COVID 19: What can contractors do? Plenty.

Obviously, your top priority is your family and loved ones but as the dust settles, you need to understand these short- and long-term impacts on your business.

The primary impact of the coronavirus is that everyone involved in federal procurement – acquisition professionals, federal contractors, and others – is busy rearranging personal affairs. Making sure you, those you love, and everyone in your community is safe should be the primary concern. But once the dust settles, the short- and long-term impacts on your business will become apparent.

Predictions and Best Guesses

While we can’t predict the full extent of the impact at this time, change is happening. Some best guesses:

  • Procurement delays: Upcoming procurements are slipping to the right, whether that means RFP release or due dates. These delays are due to the government focusing on emergency acquisitions as well as the loss of productivity as employees work and/or recover from illness at home.
  • Travel: Non-essential travel is banned as are large gatherings. The Government cannot host in-person industry days, site visits, information exchanges, orals, and technical challenges.
  • Face-to face meetings: Business development and capture professionals cannot schedule on-site non-essential meetings.
  • Procurement vehicles: Multiple award vehicles will continue to grow in popularity because they are the easiest path to procurement and award. Expect increased procurement activity on GSA Schedules; GWACs like Alliant, OASIS, CIOSP, SEWP; and other best in class (BIC) vehicles as well as existing single agency vehicles such as IDIQs and BPAs.
  • Contract performance: The Government and employers are telling most on-site employees to work from home. Payment processing could also face delays if there are absences in the government workforce.
  • Year-end Push: Expect a year-end selling to peak like never before given there will be a near-term slowdown that will push Federal spending to later in the year.

What Can Federal Contractors Do?

Once employees have settled into the new normal, Federal contractors must take advantage of delays and downtime. First, however, make sure teams have everything needed to work virtually, including home office space with good bandwidth, video-teleconferencing tools, computer headset, and the like. Second, when employees have downtime, encourage them to take advantage of free webinars as well as virtual training opportunities. Third, set up or reinforce existing Standard Operating Procedures (SOPs) for virtual teams to work on capture, solutioning, proposal management, proposal writing and review, and lessons learned.

Some Federal contractors are already quite adept at virtual capture and proposal processes, while others are not. Those who typically work in-person will have a harder time adapting and need to move quickly to establish SOPs to avoid confusion and productivity loss.

Seize the Opportunity

These weeks or months of uncertainty are an opportunity. Get ahead of acquisitions and the end of federal fiscal year push by assessing capture readiness. Hold solutioning sessions focused on identifying discriminating Strengths. Begin to outline, detail and write to each opportunity’s value proposition; hold focused color team reviews and perform proposal recovery; and then, perhaps, put the proposal on the shelf for later.

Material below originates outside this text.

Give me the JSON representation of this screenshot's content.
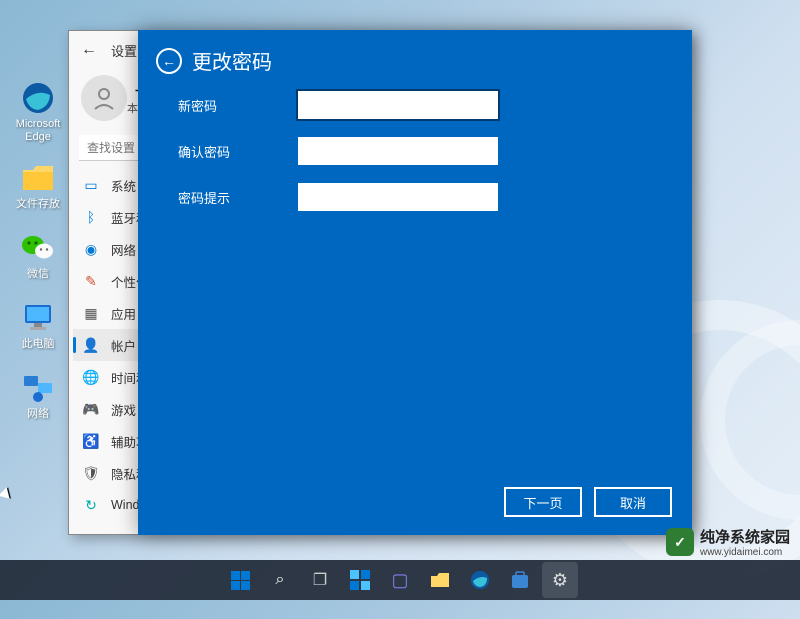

The current moment is also the perfect opportunity to perfect proposal repositories. Update and improve past performance, resumes and boilerplate. Specifically focus now, while you have time, on improving future past performance ratings as they are very impactful in building wins. Gather and categorize proof points needed for substantiation of discriminating Strengths. Position your company to be more agile in responding to procurements.

Finally, hold those proposal post-mortems and lessons learned meetings that your company postponed in favor of putting out fires on live bids. Post-mortem reviews of both winning and losing bids can identify best approaches for future procurements. Lessons learned reviews can improve processes, tools, templates and repositories. Analysis of Government debriefs enhance proposal quality. Use downtime and delays to make your proposals great.

Stay Positive

As long as your company has the virtual tools, SOPs, and workflows along with experienced facilitators (in-house or consultant), you can use this uncertain time to prepare for future wins. Set a positive tone by focusing on and communicating how to take advantage of delays and downtime. Stay healthy, stay home, and stay alert to opportunity.